Sector6 Brings Extreme Air Sports to NOLA
During her battle with breast cancer, Leslie Conway, a French Quarter resident of 16 years, started jumping on an indoor mini trampoline to aid her recovery and increase her fitness level.
“I was looking for exercises to do in the house after I was diagnosed with breast cancer,” said Conway, who began using the mini trampoline about six years ago. “I read from several sources that it is good for the lymphatic system, that jumping helps move the toxins out of the body.”
Other benefits, as noted by Conway, are that working out on a mini trampoline can be easy on the joints and help with coordination, balance and circulation.
“I began jumping on the mini trampoline because it was not as stressful on my joints, particularly my knees,” Conway said. She pointed out that running had caused her some knee pain in the past. “But I like how the overall movement on the trampoline can massage my entire body in a gentler way,” admits Conway.
This high-energy, low-impact exercise is not only practiced at home, but has developed into structured aerobic classes at local gyms, health clubs and fitness centers. A new location, Sector6 Extreme Air Sports in Elmwood Park, has jumped ahead of other facilities and offers trampoline classes to adults at their 44,000-square-foot trampoline park inside a gigantic warehouse. With more than 60 trampolines, Sector6 has a variety of activities from KidJump to Family Night, equipped with dodgeball courts, bounce boards, launching pads and foam pits.
"[It] sort of makes you feel like a kid again."
“SectorFit classes are unique,” said Hamid Thompson, General Manager and a SectorFit instructor. “Once a person comes to class, we push them hard. But they are learning skills in the classes while having fun. Each class is different, so we work with the students at their level.”
Since Mardi Gras, Sector6 has been offering two types of trampoline classes on Mondays, Wednesdays and Fridays. The first SectorFit class is geared toward a cardio workout, held from 7 to 8 a.m. According to Thompson, the focus is on elevating the heart rate with less emphasis on form. He said, “This is a cardio-based class where we beat the students up a little bit and they love it.”

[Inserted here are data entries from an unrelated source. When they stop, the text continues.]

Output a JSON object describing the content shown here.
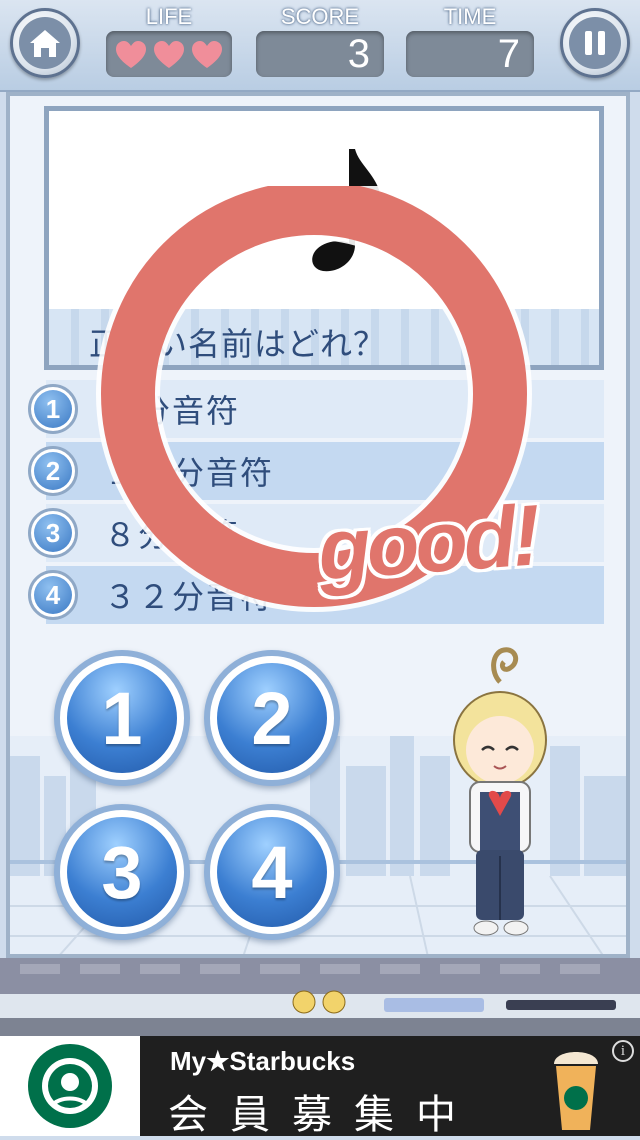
{
  "hud": {
    "life_label": "LIFE",
    "score_label": "SCORE",
    "score_value": "3",
    "time_label": "TIME",
    "time_value": "7",
    "lives_remaining": 3,
    "lives_max": 3
  },
  "question": {
    "text": "正しい名前はどれ？",
    "symbol": "eighth-note-icon"
  },
  "answers": [
    {
      "number": "1",
      "label": "４分音符"
    },
    {
      "number": "2",
      "label": "１６分音符"
    },
    {
      "number": "3",
      "label": "８分音符"
    },
    {
      "number": "4",
      "label": "３２分音符"
    }
  ],
  "answer_buttons": [
    "1",
    "2",
    "3",
    "4"
  ],
  "feedback": {
    "text": "good!",
    "symbol": "correct-circle-icon"
  },
  "ad": {
    "title": "My★Starbucks",
    "subtitle": "会員募集中",
    "info": "i"
  },
  "colors": {
    "accent_blue": "#3c7fd2",
    "correct_red": "#e0756c",
    "heart_pink": "#f08e9a"
  }
}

Following the initial morning class, the second class scheduled from 8 to 9 am concentrates more on body control and awareness while performing the trampoline exercises. Thompson stated that the instructor takes time to show proper form for jumping exercises, which results in more core work and abdominal control.
“You can see the physical benefits in appearance from taking the classes,” Thompson explained. “We use every part of this trampoline park. We even use the foam pits for conditioning exercises. As students become better in the classes, they see the results while having fun.”
The cost to participate in a SectorFit class is $15 per class, three classes for $35 or six classes for $65. Since this is a new program, Thompson and his team of gravity coaches have yet to explore all options for additional trampoline programs and classes at Sector6.
Trampoline classes that incorporate individual mini trampolines have also grown in popularity across the country. Jumping in structured fitness classes can tone arms, target core and abdominal muscles and condition the lower body. In one 45-minute class, fitness instructor and JumpLife owner Montserrat Markou said that you can burn up to 500 calories while working out on the trampoline. His routine, JumpDance, focuses on cardio while incorporating moves like squats, jumping jacks and jogging.
Both SectorFit classes and JumpLife classes are tailored to the average adult over age 18. Thompson indicated that men and women in their 30s and 40s comprise the bulk of the SectorFit classes. “Sometimes, a few gymnasts try these classes,” he said.
So, if you're searching for a fitness alternative or if you're injured or stressed out, a trampoline class can be fun, challenging and worth the energy for adults, no matter how old you are. “A wonderful thing about mini trampolines,” said Conway about her jumping exercise routine, “is that they sort of make you feel like a kid again.”